“How’s that?” I asked. “I plainly heard you call out at the hotel: ‘Fifty cents to any part of the town. ’ ”

“It’s two dollars, suh,” he repeated obstinately. “It’s a long ways from the hotel. ”

“It is within the city limits and well within them,” I argued. “Don’t think that you have picked up a greenhorn Yankee. Do you see those hills over there?” I went on, pointing toward the east (I could not see them, myself, for the drizzle); “well, I was born and raised on their other side. You old fool nigger, can’t you tell people from other people when you see ’em?”

The grim face of King Cetewayo softened. “Is you from the South, suh? I reckon it was them shoes of yourn fooled me. There is somethin’ sharp in the toes for a Southern gen’l’man to wear. ”

“Then the charge is fifty cents, I suppose?” said I inexorably.

His former expression, a mingling of cupidity and hostility, returned, remained ten minutes, and vanished.

“Boss,” he said, “fifty cents is right; but I needstwo dollars, suh; I’m obleegedto have two dollars. I ain’t demandin’ it now, suh; after I knows whar you’s from; I’m jus’ sayin’ that I hasto have two dollars to-night, and business is mighty po’. ”

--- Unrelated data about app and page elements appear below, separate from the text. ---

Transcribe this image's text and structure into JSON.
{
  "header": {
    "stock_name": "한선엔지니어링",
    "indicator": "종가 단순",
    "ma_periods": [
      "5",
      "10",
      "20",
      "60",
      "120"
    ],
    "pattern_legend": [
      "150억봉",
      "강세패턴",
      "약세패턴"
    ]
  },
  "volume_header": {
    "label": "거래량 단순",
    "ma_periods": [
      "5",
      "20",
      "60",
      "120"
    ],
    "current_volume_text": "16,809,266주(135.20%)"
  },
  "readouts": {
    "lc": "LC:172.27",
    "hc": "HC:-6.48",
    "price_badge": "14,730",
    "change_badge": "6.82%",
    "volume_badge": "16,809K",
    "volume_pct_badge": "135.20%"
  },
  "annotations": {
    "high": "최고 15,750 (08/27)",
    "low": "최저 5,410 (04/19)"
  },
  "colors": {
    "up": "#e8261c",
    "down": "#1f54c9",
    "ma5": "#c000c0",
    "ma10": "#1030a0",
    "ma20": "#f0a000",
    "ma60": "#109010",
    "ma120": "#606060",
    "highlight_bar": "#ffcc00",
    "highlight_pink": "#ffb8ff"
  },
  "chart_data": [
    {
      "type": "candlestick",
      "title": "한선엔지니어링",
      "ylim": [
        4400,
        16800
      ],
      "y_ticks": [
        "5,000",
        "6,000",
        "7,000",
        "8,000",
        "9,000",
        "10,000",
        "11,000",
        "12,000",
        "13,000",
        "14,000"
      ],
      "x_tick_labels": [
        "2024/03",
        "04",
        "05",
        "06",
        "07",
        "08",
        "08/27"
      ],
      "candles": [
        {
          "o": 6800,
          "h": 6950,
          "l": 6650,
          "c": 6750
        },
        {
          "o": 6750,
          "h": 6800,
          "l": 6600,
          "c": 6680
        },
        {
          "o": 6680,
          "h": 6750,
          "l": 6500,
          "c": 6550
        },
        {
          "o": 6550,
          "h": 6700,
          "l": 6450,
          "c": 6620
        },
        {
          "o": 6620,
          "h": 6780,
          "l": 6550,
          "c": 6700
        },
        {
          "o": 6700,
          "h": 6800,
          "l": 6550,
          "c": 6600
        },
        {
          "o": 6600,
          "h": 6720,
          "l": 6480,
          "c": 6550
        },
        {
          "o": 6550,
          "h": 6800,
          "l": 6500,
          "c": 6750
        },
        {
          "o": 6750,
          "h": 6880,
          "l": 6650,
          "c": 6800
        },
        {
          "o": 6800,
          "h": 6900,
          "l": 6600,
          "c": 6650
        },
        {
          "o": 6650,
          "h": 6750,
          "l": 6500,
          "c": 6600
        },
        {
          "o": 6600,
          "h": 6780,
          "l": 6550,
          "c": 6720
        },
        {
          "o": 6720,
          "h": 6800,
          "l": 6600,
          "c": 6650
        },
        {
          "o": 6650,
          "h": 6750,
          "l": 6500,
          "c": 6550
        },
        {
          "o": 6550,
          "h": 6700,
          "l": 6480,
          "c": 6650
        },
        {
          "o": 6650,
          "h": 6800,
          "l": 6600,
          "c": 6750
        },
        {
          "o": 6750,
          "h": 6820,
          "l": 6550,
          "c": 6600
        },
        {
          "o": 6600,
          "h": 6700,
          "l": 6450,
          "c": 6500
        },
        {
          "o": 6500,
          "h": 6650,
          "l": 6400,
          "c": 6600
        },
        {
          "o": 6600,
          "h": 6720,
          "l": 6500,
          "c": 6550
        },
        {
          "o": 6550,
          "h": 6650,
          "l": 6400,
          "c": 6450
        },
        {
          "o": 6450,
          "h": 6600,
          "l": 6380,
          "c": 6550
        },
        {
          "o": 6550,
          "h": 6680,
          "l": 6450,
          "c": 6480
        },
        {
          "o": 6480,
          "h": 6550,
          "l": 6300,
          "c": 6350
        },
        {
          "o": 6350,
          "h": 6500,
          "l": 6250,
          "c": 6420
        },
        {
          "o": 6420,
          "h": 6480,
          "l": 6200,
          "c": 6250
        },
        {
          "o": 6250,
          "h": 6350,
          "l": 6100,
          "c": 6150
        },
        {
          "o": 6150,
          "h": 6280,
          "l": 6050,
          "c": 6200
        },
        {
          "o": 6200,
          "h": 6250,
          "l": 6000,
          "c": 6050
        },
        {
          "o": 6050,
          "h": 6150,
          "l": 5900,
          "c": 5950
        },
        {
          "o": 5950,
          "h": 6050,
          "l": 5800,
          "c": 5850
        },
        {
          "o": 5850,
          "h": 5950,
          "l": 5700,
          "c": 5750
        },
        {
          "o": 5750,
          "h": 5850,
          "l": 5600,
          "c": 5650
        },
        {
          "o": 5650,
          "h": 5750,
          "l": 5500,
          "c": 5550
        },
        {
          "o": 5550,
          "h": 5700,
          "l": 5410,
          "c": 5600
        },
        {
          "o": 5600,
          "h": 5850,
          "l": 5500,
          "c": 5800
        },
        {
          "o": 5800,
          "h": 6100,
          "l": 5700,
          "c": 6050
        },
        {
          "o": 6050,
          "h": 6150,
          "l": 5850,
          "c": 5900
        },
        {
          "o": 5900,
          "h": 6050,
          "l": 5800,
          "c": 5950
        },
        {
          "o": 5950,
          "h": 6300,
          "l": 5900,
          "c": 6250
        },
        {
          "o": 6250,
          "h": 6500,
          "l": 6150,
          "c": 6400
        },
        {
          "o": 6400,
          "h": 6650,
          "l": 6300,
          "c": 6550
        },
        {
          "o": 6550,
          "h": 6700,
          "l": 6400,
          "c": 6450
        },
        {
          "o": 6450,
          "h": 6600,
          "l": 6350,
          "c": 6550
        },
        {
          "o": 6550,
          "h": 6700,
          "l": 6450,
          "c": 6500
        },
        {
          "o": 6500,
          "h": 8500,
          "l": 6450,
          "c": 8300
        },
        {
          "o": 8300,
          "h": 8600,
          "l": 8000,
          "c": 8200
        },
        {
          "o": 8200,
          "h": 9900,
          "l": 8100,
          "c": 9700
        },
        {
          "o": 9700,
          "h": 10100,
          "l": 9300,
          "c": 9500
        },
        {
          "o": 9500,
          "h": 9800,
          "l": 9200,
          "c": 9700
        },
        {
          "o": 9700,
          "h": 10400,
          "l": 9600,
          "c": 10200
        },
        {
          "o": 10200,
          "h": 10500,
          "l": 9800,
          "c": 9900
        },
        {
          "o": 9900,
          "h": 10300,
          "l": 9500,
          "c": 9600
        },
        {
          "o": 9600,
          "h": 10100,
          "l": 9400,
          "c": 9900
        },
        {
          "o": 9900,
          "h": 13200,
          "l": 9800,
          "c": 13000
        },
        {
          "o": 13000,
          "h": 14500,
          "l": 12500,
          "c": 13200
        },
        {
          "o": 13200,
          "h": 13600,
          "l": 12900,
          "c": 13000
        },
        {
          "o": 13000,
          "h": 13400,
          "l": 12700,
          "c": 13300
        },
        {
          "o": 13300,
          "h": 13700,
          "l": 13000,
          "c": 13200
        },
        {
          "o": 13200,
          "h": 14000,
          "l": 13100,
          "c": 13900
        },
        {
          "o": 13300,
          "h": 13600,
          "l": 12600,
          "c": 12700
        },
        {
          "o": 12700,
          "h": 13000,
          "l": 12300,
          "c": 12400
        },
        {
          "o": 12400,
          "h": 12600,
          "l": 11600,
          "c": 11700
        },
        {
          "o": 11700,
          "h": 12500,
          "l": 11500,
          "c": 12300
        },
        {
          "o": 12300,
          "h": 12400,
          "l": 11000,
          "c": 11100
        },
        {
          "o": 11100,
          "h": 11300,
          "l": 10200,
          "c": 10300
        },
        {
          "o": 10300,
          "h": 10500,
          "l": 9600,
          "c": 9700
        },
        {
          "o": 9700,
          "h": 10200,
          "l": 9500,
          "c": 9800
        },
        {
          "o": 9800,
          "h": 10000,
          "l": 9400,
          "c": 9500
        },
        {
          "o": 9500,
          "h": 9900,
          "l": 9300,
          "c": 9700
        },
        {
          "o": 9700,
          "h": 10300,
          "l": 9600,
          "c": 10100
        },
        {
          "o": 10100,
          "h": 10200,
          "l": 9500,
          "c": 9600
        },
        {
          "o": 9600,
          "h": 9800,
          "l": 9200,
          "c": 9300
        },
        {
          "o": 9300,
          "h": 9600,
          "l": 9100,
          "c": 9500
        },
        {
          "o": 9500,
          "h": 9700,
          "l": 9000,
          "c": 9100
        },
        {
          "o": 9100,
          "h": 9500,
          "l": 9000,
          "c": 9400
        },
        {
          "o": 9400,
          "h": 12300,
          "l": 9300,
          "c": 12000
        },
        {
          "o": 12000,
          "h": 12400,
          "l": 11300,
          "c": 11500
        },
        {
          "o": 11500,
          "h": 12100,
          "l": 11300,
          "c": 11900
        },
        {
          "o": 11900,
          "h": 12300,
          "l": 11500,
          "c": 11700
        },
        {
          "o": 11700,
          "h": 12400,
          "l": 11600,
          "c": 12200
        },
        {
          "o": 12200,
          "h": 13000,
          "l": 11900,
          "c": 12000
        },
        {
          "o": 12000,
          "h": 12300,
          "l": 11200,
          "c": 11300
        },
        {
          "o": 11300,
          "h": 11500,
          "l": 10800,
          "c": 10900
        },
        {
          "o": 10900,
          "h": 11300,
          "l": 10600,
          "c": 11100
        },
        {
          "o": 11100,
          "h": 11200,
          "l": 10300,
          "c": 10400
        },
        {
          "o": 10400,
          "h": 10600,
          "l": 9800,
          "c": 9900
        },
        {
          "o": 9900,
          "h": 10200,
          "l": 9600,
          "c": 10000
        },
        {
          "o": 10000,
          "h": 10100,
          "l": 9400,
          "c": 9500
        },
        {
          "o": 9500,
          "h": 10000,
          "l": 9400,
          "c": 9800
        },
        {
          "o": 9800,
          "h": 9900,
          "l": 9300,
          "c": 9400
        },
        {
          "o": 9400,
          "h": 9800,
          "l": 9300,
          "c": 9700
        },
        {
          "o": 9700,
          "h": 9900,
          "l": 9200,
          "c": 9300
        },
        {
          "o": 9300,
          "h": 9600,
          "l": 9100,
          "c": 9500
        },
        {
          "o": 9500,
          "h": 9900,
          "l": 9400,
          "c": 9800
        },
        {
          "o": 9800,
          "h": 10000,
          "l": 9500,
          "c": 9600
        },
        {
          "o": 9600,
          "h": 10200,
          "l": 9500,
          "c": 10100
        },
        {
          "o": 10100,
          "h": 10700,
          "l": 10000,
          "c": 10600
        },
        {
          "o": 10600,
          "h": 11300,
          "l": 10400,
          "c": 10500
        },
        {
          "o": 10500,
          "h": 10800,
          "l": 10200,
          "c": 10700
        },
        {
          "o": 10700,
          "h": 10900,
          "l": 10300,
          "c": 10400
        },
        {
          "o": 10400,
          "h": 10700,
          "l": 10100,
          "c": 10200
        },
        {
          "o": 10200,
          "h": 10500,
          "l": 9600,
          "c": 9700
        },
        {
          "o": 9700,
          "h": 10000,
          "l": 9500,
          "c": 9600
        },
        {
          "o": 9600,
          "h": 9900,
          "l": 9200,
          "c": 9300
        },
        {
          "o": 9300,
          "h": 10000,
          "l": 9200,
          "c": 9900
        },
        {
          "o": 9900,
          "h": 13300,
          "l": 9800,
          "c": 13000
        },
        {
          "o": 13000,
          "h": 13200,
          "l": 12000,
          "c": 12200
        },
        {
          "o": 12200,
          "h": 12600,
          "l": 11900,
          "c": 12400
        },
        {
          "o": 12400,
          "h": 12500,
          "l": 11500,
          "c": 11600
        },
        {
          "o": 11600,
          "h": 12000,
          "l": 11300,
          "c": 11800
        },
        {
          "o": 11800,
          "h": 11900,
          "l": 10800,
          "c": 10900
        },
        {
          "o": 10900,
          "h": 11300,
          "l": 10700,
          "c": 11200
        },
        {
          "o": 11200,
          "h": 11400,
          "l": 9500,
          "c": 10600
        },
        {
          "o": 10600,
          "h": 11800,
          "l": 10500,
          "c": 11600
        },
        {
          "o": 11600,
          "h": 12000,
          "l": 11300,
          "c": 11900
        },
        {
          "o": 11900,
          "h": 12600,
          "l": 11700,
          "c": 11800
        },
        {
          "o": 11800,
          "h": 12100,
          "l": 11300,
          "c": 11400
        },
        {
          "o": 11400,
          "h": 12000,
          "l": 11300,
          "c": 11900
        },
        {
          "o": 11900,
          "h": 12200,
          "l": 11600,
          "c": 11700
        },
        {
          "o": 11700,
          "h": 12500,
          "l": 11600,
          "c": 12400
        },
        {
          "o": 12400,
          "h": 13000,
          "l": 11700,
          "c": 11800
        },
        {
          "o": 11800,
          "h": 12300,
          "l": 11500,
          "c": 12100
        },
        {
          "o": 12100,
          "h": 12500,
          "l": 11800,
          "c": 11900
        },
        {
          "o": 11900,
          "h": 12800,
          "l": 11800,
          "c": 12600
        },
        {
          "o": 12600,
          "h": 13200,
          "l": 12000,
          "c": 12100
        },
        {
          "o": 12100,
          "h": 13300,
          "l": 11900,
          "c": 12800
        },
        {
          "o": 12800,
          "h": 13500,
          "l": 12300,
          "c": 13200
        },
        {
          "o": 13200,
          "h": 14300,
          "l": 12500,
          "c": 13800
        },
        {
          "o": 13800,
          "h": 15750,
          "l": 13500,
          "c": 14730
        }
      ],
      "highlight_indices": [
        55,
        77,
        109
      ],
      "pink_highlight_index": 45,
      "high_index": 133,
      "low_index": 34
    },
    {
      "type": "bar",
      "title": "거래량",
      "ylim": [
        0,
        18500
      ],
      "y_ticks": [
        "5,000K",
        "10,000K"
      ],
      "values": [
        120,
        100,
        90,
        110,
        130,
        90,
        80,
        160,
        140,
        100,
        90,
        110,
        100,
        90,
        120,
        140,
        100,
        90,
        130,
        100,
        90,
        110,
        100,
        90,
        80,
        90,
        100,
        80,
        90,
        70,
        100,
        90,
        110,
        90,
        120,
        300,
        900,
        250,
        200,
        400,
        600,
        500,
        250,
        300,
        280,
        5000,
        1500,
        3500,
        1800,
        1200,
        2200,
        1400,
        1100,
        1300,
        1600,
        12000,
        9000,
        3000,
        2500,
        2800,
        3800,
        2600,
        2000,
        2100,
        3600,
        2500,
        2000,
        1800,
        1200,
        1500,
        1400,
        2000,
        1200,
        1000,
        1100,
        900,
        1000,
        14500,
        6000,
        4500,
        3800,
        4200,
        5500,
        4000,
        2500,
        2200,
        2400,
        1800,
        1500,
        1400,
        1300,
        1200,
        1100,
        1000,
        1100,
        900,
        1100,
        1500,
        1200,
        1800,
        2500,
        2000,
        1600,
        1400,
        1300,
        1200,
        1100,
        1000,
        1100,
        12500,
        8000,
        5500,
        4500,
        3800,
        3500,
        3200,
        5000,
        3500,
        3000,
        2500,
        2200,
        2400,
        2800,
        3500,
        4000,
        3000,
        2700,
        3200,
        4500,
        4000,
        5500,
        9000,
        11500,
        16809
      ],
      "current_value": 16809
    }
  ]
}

Peace and confidence settled upon his heavy features. He had been luckier than he had hoped. Instead of having picked up a greenhorn, ignorant of rates, he had come upon an inheritance.

“You confounded old rascal,” I said, reaching down into my pocket, “you ought to be turned over to the police. ”

For the first time I saw him smile. He knew; he knew; He Knew.

I gave him two one-dollar bills. As I handed them over I noticed that one of them had seen parlous times. Its upper right-hand corner was missing, and it had been torn through in the middle, but joined again. A strip of blue tissue-paper, pasted over the split, preserved its negotiability.

Enough of the African bandit for the present: I left him happy, lifted the rope and opened the creaky gate.